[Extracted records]

-*-

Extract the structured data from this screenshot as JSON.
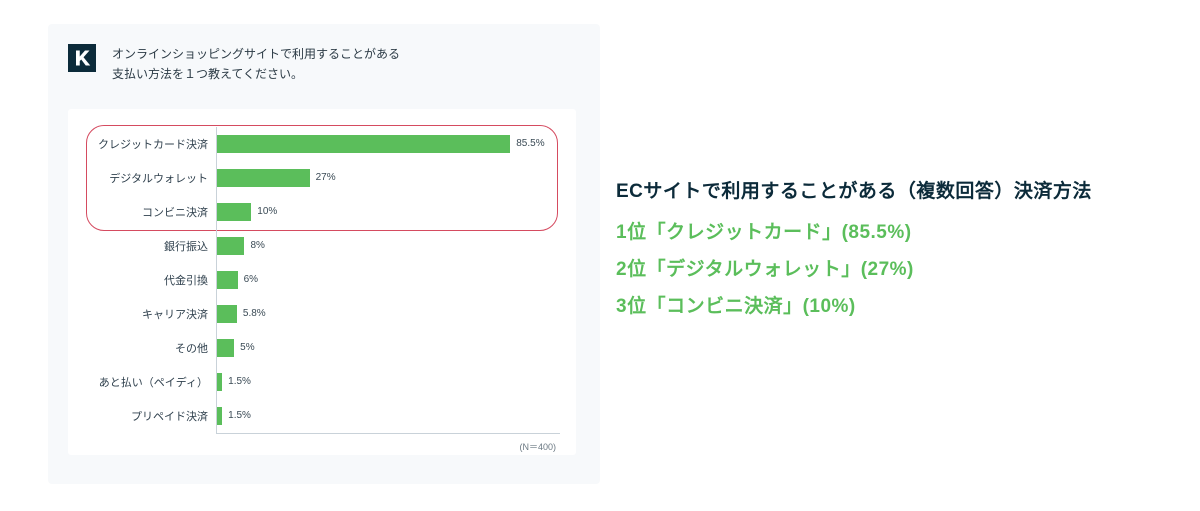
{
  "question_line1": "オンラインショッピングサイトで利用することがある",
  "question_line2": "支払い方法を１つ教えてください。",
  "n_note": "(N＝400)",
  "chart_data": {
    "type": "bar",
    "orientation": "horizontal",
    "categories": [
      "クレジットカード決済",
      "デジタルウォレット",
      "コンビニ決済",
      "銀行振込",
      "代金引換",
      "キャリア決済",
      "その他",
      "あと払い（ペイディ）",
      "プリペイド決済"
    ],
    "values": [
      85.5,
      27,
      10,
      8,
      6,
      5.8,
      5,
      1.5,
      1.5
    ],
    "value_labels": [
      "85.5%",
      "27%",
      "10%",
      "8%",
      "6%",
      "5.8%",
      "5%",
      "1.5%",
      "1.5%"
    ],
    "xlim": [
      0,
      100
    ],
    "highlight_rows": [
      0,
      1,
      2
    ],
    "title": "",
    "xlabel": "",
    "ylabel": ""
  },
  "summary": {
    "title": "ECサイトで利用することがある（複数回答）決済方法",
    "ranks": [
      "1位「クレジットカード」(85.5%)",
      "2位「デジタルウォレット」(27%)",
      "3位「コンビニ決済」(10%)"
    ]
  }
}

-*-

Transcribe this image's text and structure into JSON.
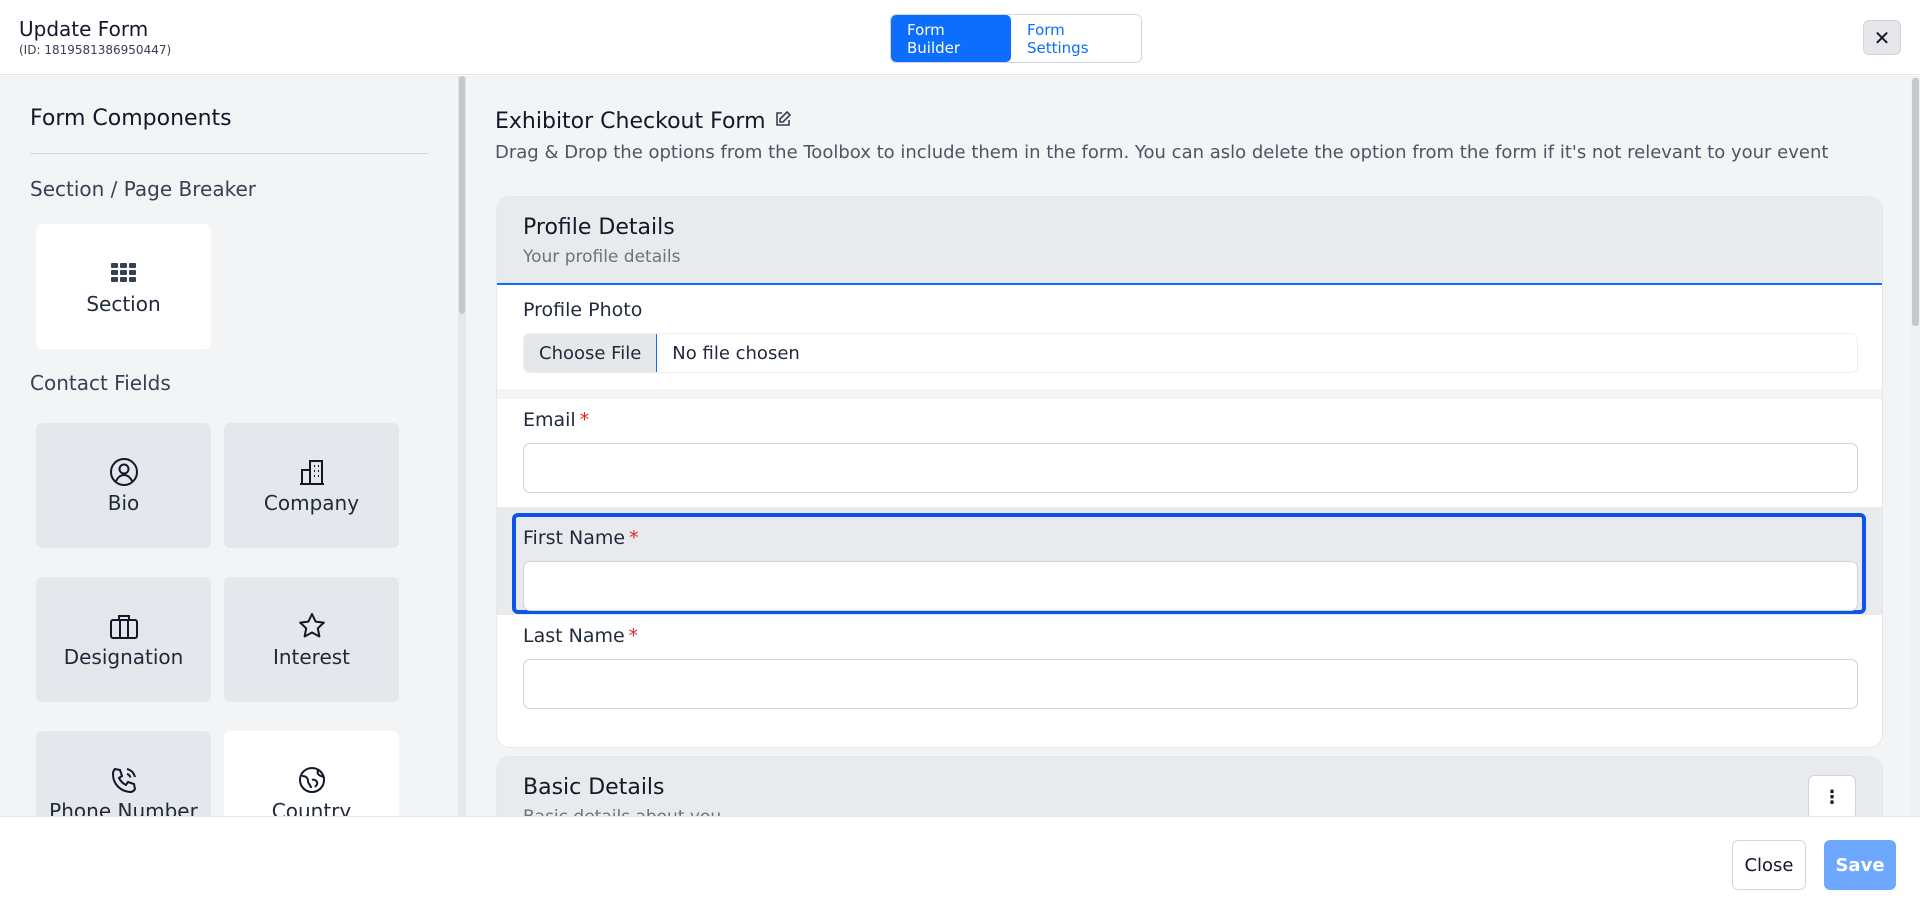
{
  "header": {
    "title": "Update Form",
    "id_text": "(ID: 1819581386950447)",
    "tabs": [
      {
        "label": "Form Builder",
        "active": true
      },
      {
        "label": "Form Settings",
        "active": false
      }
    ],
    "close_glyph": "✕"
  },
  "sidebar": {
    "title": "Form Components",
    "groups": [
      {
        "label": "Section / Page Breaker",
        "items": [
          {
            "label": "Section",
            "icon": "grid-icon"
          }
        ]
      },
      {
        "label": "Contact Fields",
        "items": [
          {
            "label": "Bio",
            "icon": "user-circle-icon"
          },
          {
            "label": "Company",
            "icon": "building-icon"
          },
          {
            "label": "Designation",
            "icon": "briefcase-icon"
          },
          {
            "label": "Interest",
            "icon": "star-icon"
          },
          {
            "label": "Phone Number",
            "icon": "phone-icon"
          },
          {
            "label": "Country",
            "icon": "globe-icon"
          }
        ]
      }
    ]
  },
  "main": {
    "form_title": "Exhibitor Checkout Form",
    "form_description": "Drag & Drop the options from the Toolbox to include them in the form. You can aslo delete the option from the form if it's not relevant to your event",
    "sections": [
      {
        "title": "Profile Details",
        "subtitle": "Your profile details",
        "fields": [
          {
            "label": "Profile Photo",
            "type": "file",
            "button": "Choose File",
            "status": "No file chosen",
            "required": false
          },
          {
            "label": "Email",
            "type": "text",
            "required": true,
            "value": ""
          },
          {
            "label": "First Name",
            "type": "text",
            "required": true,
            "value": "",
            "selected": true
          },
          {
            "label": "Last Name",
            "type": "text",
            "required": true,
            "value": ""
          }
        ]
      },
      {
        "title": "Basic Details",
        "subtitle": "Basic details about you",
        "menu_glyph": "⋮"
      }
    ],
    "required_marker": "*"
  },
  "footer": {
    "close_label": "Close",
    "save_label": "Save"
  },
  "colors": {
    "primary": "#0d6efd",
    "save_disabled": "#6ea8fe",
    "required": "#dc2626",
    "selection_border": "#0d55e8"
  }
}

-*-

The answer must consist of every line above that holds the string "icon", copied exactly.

• **Written response**:
            "icon": "grid-icon"
            "icon": "user-circle-icon"
            "icon": "building-icon"
            "icon": "briefcase-icon"
            "icon": "star-icon"
            "icon": "phone-icon"
            "icon": "globe-icon"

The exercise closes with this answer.